Australia took a significant step towards progress in supporting people with autism last week. The Autism Cooperative Research Centre has published our first National Guideline for supporting autistic children. The Guideline has been praised for its progressive approach, promoting holistic support rather than assimilation.
A group assembled by the ACRC, which consisted of researchers, clinicians, and autistic people, consulted with over 1000 community members and analysed evidence from three systematic reviews of international research. Through this process, the Centre developed 84 recommendations for best practices in clinical support for autistic children and their families.
While many countries have similar best practices recommendations for diagnosing autistic kids, Australia is among the first to have such a list for supporting them after diagnosis.
Furthermore, the Guideline is ground-breaking in its emphasis on tailoring support to individual children.
For example, there are no recommended minimum hours of therapy – a feature present in other Guidelines of this type, such as the New York state clinical practice guideline, which suggests 15+ hours weekly of applied behaviour analysis or related therapies for autistic kids.
The inclusion of recommended minimum therapy hours stems from the long-standing view of autism as something to be ‘fixed’, and autistic kids as needing to be ‘cured’. This goal of assimilation can result in dozens of hours weekly spent in therapy, with little time left for rest and play.
“It’s not necessarily going to create meaningful and lasting skills, and can also be very stressful,” says Katharine Annear, a board member of ACRC and the Guideline development group. “So it’s about looking at making choices that respect the child and the child’s time to also be a child.”
Essentially, the Guideline aims to help clinicians, families and communities supporting autistic children to sort through the complex factors that go into making therapy decisions, in a systematic way. And to do so in a way that affirms neurodivergence, rather than treating it as something which needs to be suppressed and glossed over.
Commenting on the Guideline, “the kind of general ideas, are very in line with calls from the autistic community and the wider neurodivergent communities as well,” says speech pathologist Liz Baird, who has autism herself.
The Guideline is not mandatory, though the ACRC says it hopes the NDIS will adopt it. There have also been some concerns raised about the practicality of the Guideline’s universal application.
“There’s a workforce shortage, and the shortage is most evident in vulnerable communities,” notes Adam Guastella, professor of child and youth mental health at USYD. “If the government is serious about endorsing these guidelines, which they claim to be, they need to put some funding behind many of these statements.”
Hopefully, these concerns are addressed by the government’s promised National Autism Strategy, as mentioned by Federal Minister for Social Services, Amanda Rishworth.

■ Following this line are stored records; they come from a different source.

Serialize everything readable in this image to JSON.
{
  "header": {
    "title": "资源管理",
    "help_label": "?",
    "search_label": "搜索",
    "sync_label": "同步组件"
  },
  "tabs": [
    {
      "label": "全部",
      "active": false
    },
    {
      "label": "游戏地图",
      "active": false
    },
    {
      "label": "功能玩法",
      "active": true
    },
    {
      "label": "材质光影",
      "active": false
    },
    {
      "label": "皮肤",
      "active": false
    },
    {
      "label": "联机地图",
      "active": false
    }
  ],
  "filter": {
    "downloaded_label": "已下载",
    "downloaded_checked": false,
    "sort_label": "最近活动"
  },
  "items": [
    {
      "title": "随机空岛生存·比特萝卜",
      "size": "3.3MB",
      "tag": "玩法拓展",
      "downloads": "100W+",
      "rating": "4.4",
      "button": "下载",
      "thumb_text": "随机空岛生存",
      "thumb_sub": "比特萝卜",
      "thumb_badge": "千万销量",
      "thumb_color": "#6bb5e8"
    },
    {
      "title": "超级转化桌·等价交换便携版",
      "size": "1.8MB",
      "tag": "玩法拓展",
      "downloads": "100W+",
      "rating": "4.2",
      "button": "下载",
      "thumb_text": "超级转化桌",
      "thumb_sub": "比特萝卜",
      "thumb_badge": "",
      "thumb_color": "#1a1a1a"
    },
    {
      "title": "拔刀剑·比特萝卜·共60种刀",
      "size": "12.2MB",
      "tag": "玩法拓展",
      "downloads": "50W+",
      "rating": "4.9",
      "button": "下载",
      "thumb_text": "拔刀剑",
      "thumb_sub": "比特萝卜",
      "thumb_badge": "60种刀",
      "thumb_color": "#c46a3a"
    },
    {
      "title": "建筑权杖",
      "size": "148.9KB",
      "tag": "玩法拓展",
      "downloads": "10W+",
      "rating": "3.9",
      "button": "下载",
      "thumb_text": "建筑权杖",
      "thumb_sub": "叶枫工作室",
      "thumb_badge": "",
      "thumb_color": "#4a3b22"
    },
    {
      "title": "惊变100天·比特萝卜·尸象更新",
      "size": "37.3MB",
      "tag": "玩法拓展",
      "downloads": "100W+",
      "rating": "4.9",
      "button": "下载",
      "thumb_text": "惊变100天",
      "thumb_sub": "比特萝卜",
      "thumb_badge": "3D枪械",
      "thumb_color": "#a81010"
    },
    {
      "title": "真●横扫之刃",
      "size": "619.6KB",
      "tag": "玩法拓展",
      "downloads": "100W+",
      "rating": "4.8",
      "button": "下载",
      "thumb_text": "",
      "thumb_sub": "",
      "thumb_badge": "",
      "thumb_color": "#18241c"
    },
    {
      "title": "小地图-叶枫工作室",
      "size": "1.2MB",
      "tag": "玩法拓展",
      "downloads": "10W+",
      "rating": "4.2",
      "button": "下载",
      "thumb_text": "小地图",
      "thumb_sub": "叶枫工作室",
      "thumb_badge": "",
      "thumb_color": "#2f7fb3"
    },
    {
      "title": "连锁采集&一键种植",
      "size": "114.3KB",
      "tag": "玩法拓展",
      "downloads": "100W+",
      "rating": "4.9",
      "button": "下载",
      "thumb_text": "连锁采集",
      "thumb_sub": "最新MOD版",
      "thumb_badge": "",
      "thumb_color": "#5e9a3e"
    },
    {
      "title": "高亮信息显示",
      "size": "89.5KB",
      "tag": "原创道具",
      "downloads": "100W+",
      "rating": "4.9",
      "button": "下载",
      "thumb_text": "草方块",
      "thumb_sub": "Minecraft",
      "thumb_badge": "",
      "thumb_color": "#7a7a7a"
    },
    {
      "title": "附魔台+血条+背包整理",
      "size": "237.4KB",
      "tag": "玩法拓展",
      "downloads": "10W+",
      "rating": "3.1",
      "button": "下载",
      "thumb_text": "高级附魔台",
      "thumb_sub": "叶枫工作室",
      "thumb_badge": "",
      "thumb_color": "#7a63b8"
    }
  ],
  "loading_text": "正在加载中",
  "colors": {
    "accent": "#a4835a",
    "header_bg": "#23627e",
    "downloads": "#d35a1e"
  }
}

“The evidence-based and inclusive development of this guideline is a demonstration of how the Government will develop its National Autism Strategy,” she said, at the Guideline’s launch last Friday. “Our government has a clear and dedicated vision to improve the lives of all autistic people.
Follow Maddie’s journalism on Twitter.
Sign Up To Our Free Newsletter To Receive Our Upcoming Report On A Low P/E Stock With An International Growth Runway